§ **Exercise details**: The data shown below should all be retyped exactly.

§ **Given entries**:
++++++
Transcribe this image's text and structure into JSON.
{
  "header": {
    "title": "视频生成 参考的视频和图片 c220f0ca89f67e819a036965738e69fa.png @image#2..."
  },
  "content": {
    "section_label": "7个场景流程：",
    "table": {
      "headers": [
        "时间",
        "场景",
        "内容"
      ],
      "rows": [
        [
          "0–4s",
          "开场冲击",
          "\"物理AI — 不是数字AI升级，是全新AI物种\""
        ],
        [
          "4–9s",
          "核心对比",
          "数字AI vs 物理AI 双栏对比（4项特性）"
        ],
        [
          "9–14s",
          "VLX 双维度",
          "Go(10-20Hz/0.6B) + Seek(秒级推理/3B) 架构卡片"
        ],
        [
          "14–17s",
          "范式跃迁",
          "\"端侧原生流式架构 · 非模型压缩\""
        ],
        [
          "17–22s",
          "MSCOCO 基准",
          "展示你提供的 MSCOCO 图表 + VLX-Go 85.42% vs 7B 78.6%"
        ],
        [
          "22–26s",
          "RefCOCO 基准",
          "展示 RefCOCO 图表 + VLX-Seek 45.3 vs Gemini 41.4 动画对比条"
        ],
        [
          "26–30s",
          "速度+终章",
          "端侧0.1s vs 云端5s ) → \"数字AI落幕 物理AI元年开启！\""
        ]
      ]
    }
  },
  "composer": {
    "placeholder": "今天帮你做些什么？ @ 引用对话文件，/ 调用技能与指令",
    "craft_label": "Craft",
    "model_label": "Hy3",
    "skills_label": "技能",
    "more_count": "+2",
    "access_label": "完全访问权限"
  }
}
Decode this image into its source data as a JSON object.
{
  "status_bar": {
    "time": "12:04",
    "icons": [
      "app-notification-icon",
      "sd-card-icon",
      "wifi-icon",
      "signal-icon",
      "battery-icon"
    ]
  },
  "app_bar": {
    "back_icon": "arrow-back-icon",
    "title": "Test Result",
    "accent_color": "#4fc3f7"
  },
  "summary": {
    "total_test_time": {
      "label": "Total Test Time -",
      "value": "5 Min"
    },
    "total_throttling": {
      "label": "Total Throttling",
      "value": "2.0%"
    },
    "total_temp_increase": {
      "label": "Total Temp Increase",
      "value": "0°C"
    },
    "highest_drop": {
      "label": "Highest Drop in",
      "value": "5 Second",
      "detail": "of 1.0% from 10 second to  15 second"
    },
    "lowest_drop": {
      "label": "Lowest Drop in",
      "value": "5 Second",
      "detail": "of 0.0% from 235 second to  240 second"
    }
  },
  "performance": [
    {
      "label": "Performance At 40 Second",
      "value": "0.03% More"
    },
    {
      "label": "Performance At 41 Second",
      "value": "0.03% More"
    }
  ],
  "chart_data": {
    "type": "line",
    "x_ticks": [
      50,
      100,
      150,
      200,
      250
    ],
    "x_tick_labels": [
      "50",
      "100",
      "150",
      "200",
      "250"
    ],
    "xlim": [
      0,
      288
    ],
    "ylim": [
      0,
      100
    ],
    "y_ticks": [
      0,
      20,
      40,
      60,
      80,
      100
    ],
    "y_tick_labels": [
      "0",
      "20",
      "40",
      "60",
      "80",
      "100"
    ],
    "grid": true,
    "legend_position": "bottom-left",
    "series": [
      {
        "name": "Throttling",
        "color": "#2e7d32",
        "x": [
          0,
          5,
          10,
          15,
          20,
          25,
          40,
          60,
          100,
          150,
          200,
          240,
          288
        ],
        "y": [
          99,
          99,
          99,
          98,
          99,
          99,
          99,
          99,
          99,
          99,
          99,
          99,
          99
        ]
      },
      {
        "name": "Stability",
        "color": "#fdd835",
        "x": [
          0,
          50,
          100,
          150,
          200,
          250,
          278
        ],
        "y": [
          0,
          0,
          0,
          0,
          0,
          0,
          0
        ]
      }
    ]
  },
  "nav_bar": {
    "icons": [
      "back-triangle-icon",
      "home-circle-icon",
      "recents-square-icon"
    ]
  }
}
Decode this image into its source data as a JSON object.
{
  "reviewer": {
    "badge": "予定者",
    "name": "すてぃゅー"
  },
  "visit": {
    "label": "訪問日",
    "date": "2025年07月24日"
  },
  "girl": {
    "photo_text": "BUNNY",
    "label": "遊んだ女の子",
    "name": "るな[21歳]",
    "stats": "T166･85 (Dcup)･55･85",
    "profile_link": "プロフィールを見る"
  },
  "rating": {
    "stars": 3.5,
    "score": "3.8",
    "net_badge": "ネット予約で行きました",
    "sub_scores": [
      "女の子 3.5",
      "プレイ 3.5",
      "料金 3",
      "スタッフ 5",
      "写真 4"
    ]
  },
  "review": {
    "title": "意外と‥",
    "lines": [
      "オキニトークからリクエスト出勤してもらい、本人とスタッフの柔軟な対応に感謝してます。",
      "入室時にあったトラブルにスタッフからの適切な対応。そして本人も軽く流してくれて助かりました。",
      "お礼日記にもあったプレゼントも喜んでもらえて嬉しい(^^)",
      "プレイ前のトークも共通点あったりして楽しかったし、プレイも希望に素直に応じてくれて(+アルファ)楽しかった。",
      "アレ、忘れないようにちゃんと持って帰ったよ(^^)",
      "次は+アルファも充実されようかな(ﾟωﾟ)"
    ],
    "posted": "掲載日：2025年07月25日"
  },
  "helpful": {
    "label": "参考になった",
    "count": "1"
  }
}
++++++
§ **Solution to the problem**:
Transcribe this image's text and structure into JSON.
{
  "header": {
    "title": "视频生成 参考的视频和图片 c220f0ca89f67e819a036965738e69fa.png @image#2..."
  },
  "content": {
    "section_label": "7个场景流程：",
    "table": {
      "headers": [
        "时间",
        "场景",
        "内容"
      ],
      "rows": [
        [
          "0–4s",
          "开场冲击",
          "\"物理AI — 不是数字AI升级，是全新AI物种\""
        ],
        [
          "4–9s",
          "核心对比",
          "数字AI vs 物理AI 双栏对比（4项特性）"
        ],
        [
          "9–14s",
          "VLX 双维度",
          "Go(10-20Hz/0.6B) + Seek(秒级推理/3B) 架构卡片"
        ],
        [
          "14–17s",
          "范式跃迁",
          "\"端侧原生流式架构 · 非模型压缩\""
        ],
        [
          "17–22s",
          "MSCOCO 基准",
          "展示你提供的 MSCOCO 图表 + VLX-Go 85.42% vs 7B 78.6%"
        ],
        [
          "22–26s",
          "RefCOCO 基准",
          "展示 RefCOCO 图表 + VLX-Seek 45.3 vs Gemini 41.4 动画对比条"
        ],
        [
          "26–30s",
          "速度+终章",
          "端侧0.1s vs 云端5s ) → \"数字AI落幕 物理AI元年开启！\""
        ]
      ]
    }
  },
  "composer": {
    "placeholder": "今天帮你做些什么？ @ 引用对话文件，/ 调用技能与指令",
    "craft_label": "Craft",
    "model_label": "Hy3",
    "skills_label": "技能",
    "more_count": "+2",
    "access_label": "完全访问权限"
  }
}
Decode this image into its source data as a JSON object.
{
  "status_bar": {
    "time": "12:04",
    "icons": [
      "app-notification-icon",
      "sd-card-icon",
      "wifi-icon",
      "signal-icon",
      "battery-icon"
    ]
  },
  "app_bar": {
    "back_icon": "arrow-back-icon",
    "title": "Test Result",
    "accent_color": "#4fc3f7"
  },
  "summary": {
    "total_test_time": {
      "label": "Total Test Time -",
      "value": "5 Min"
    },
    "total_throttling": {
      "label": "Total Throttling",
      "value": "2.0%"
    },
    "total_temp_increase": {
      "label": "Total Temp Increase",
      "value": "0°C"
    },
    "highest_drop": {
      "label": "Highest Drop in",
      "value": "5 Second",
      "detail": "of 1.0% from 10 second to  15 second"
    },
    "lowest_drop": {
      "label": "Lowest Drop in",
      "value": "5 Second",
      "detail": "of 0.0% from 235 second to  240 second"
    }
  },
  "performance": [
    {
      "label": "Performance At 40 Second",
      "value": "0.03% More"
    },
    {
      "label": "Performance At 41 Second",
      "value": "0.03% More"
    }
  ],
  "chart_data": {
    "type": "line",
    "x_ticks": [
      50,
      100,
      150,
      200,
      250
    ],
    "x_tick_labels": [
      "50",
      "100",
      "150",
      "200",
      "250"
    ],
    "xlim": [
      0,
      288
    ],
    "ylim": [
      0,
      100
    ],
    "y_ticks": [
      0,
      20,
      40,
      60,
      80,
      100
    ],
    "y_tick_labels": [
      "0",
      "20",
      "40",
      "60",
      "80",
      "100"
    ],
    "grid": true,
    "legend_position": "bottom-left",
    "series": [
      {
        "name": "Throttling",
        "color": "#2e7d32",
        "x": [
          0,
          5,
          10,
          15,
          20,
          25,
          40,
          60,
          100,
          150,
          200,
          240,
          288
        ],
        "y": [
          99,
          99,
          99,
          98,
          99,
          99,
          99,
          99,
          99,
          99,
          99,
          99,
          99
        ]
      },
      {
        "name": "Stability",
        "color": "#fdd835",
        "x": [
          0,
          50,
          100,
          150,
          200,
          250,
          278
        ],
        "y": [
          0,
          0,
          0,
          0,
          0,
          0,
          0
        ]
      }
    ]
  },
  "nav_bar": {
    "icons": [
      "back-triangle-icon",
      "home-circle-icon",
      "recents-square-icon"
    ]
  }
}
Decode this image into its source data as a JSON object.
{
  "reviewer": {
    "badge": "予定者",
    "name": "すてぃゅー"
  },
  "visit": {
    "label": "訪問日",
    "date": "2025年07月24日"
  },
  "girl": {
    "photo_text": "BUNNY",
    "label": "遊んだ女の子",
    "name": "るな[21歳]",
    "stats": "T166･85 (Dcup)･55･85",
    "profile_link": "プロフィールを見る"
  },
  "rating": {
    "stars": 3.5,
    "score": "3.8",
    "net_badge": "ネット予約で行きました",
    "sub_scores": [
      "女の子 3.5",
      "プレイ 3.5",
      "料金 3",
      "スタッフ 5",
      "写真 4"
    ]
  },
  "review": {
    "title": "意外と‥",
    "lines": [
      "オキニトークからリクエスト出勤してもらい、本人とスタッフの柔軟な対応に感謝してます。",
      "入室時にあったトラブルにスタッフからの適切な対応。そして本人も軽く流してくれて助かりました。",
      "お礼日記にもあったプレゼントも喜んでもらえて嬉しい(^^)",
      "プレイ前のトークも共通点あったりして楽しかったし、プレイも希望に素直に応じてくれて(+アルファ)楽しかった。",
      "アレ、忘れないようにちゃんと持って帰ったよ(^^)",
      "次は+アルファも充実されようかな(ﾟωﾟ)"
    ],
    "posted": "掲載日：2025年07月25日"
  },
  "helpful": {
    "label": "参考になった",
    "count": "1"
  }
}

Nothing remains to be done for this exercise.